Institute News

Two Retirements from the Bioethics Research Library

September 27, 2012

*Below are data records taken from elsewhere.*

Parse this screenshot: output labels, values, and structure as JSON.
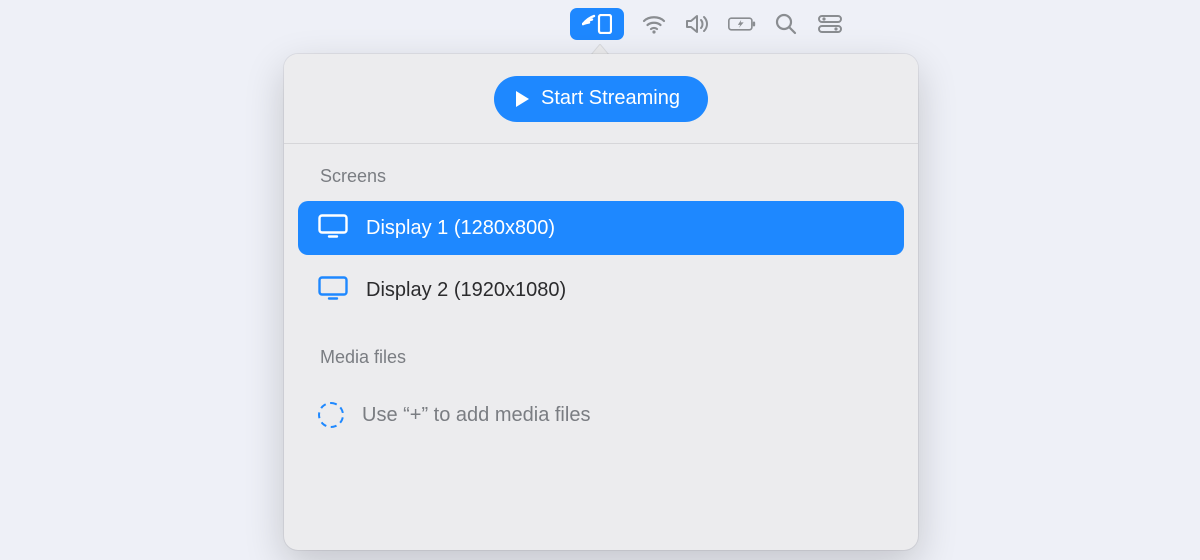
{
  "menubar": {
    "active_icon": "cast",
    "icons": [
      "cast",
      "wifi",
      "volume",
      "battery",
      "search",
      "control-center"
    ]
  },
  "popover": {
    "start_label": "Start Streaming",
    "screens_label": "Screens",
    "screens": [
      {
        "label": "Display 1 (1280x800)",
        "selected": true
      },
      {
        "label": "Display 2 (1920x1080)",
        "selected": false
      }
    ],
    "media_label": "Media files",
    "media_placeholder": "Use “+” to add media files"
  },
  "colors": {
    "accent": "#1e88ff",
    "panel_bg": "#ececee",
    "page_bg": "#eef0f7",
    "muted_text": "#7a7d82"
  }
}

Doris Goldstein On August 31, 2012, the Institute saw the retirement of two senior library professionals who have contributed over decades to the formation of its Bioethics Research Library, home to the world's most comprehensive collection of bioethics materials. Retiring after 38 years of university service, Doris M. Goldstein (pictured right) was the founding director of the BRL. After finishing a master's in library science, she was recruited by LeRoy Walters and André Hellegers to set up the KIE's Library just two years after the word "bioethics" was first coined by Hellegers. In her nearly four decades with the Library, Doris has had many roles and developed unique special collections: from archiving DNA patents to leading the the National Reference Center for Bioethics Literature to helping establish a German bioethics library at the University of Bonn. Doris's most recent projects included developing multi-lingual Islamic Bioethics resources in partnership with the School of Foreign Service—Qatar Library in Doha, and using bioethics to explore educational and library initiatives in India via the Provost's "Engaging India" program. Doris will be honored with the Association for Bioethics and Humanities (ASBH) Distinguished Service Award at the association's annual meeting on October 19, 2012, from 4:00 to 5:15 p.m., at the Hyatt Regency Hotel in Capitol Hill, Washington, DC.

Joy KahnDoris's colleague, collaborator, and Senior Bibliographer for multiple projects that the BRL has undertaken over the years, Tamar Joy Kahn (pictured left), also retired effective August 31, 2012. Joy was hired in 1980, following a career that included working for the National Security Agency and the U.S. Joint Publications Research Service, to name just a few. She was the associate editor of the first Bibliography of Bioethics, first published in 1981 and continuing through 2009. Her recent work included efforts on Institute grants and contracts with the National Human Genome Research Institute and the National Library of Medicine, as well as with a foundation grant with the Qatar National Research Foundation to help develop the new Islamic and Medical Ethics (IMSE) collection.

Both these extraordinary women shaped and formed the Bioethics Research Library, and working with changing KIE directors over the years, they held fast to the vision of creating a collection that would prove critical to the nascent field of bioethics and be a credit to Georgetown University for years to come. The KIE is planning a fitting celebration in November to honor their contributions. We are grateful for their long years of dedicated effort, and they should know that they will be missed by colleagues and friends.